*Aim of the exercise*: Locate every line in the records below that contains the word "color", and copy each one.
(Material supplied Opens)
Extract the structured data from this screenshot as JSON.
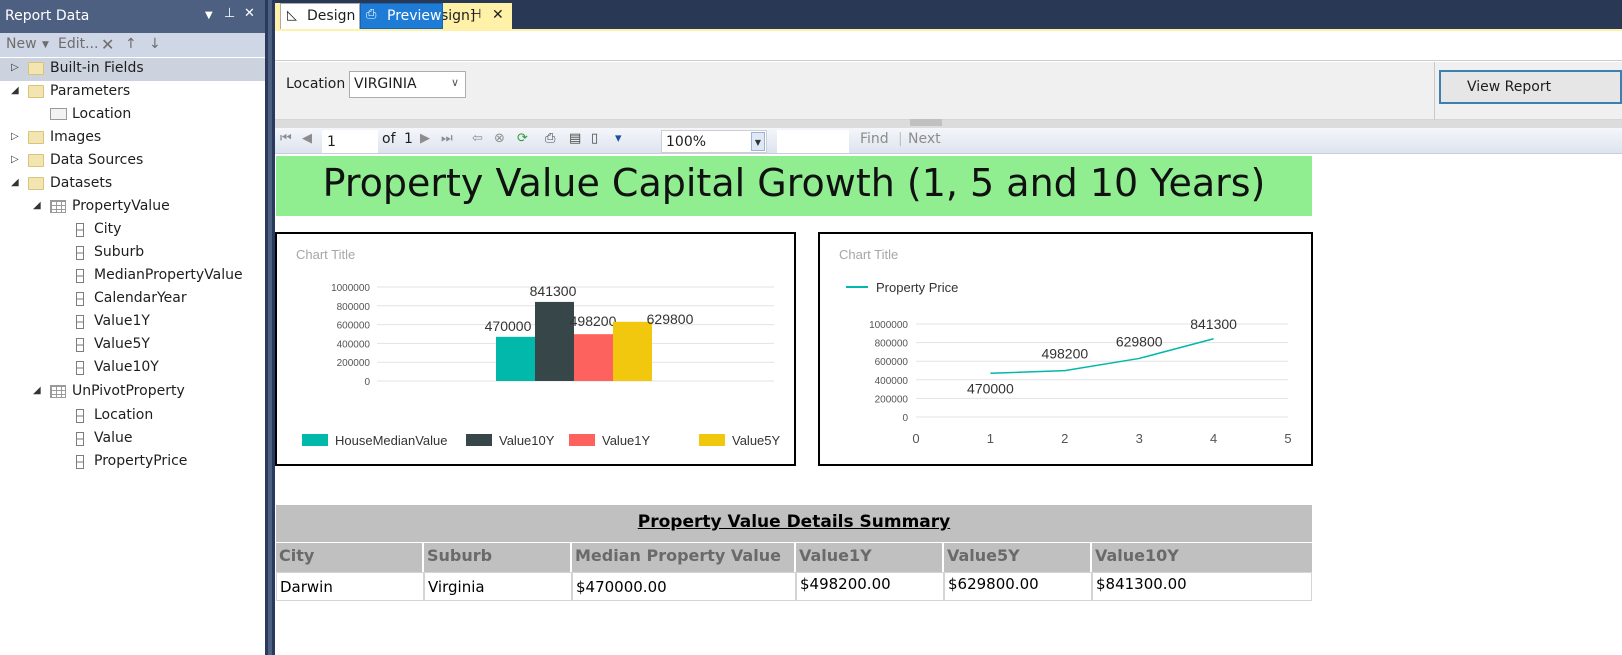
{
  "report_data_panel": {
    "title": "Report Data",
    "toolbar": {
      "new_label": "New",
      "edit_label": "Edit..."
    },
    "tree": {
      "builtin_fields": "Built-in Fields",
      "parameters": "Parameters",
      "param_location": "Location",
      "images": "Images",
      "data_sources": "Data Sources",
      "datasets": "Datasets",
      "ds1": "PropertyValue",
      "ds1_fields": [
        "City",
        "Suburb",
        "MedianPropertyValue",
        "CalendarYear",
        "Value1Y",
        "Value5Y",
        "Value10Y"
      ],
      "ds2": "UnPivotProperty",
      "ds2_fields": [
        "Location",
        "Value",
        "PropertyPrice"
      ]
    }
  },
  "document": {
    "tab_label": "PropertyGrowth.rdl [Design]",
    "design_tab": "Design",
    "preview_tab": "Preview"
  },
  "parameters": {
    "location_label": "Location",
    "location_value": "VIRGINIA",
    "view_report": "View Report"
  },
  "nav_toolbar": {
    "page": "1",
    "of_label": "of",
    "total_pages": "1",
    "zoom": "100%",
    "find_label": "Find",
    "next_label": "Next"
  },
  "report": {
    "title": "Property Value Capital Growth (1, 5 and 10 Years)",
    "summary_title": "Property Value Details Summary",
    "table": {
      "headers": [
        "City",
        "Suburb",
        "Median Property Value",
        "Value1Y",
        "Value5Y",
        "Value10Y"
      ],
      "rows": [
        [
          "Darwin",
          "Virginia",
          "$470000.00",
          "$498200.00",
          "$629800.00",
          "$841300.00"
        ]
      ]
    }
  },
  "chart_data": [
    {
      "type": "bar",
      "title": "Chart Title",
      "categories": [
        ""
      ],
      "series": [
        {
          "name": "HouseMedianValue",
          "values": [
            470000
          ],
          "color": "#01b8aa"
        },
        {
          "name": "Value10Y",
          "values": [
            841300
          ],
          "color": "#374649"
        },
        {
          "name": "Value1Y",
          "values": [
            498200
          ],
          "color": "#fd625e"
        },
        {
          "name": "Value5Y",
          "values": [
            629800
          ],
          "color": "#f2c80f"
        }
      ],
      "yticks": [
        0,
        200000,
        400000,
        600000,
        800000,
        1000000
      ],
      "ylim": [
        0,
        1000000
      ],
      "data_labels": true,
      "legend": "bottom"
    },
    {
      "type": "line",
      "title": "Chart Title",
      "series": [
        {
          "name": "Property Price",
          "x": [
            1,
            2,
            3,
            4
          ],
          "values": [
            470000,
            498200,
            629800,
            841300
          ],
          "color": "#01b8aa"
        }
      ],
      "xticks": [
        0,
        1,
        2,
        3,
        4,
        5
      ],
      "xlim": [
        0,
        5
      ],
      "yticks": [
        0,
        200000,
        400000,
        600000,
        800000,
        1000000
      ],
      "ylim": [
        0,
        1000000
      ],
      "data_labels": true,
      "legend": "top-left"
    }
  ]
}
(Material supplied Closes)
*Response*:
          "color": "#01b8aa"
          "color": "#374649"
          "color": "#fd625e"
          "color": "#f2c80f"
          "color": "#01b8aa"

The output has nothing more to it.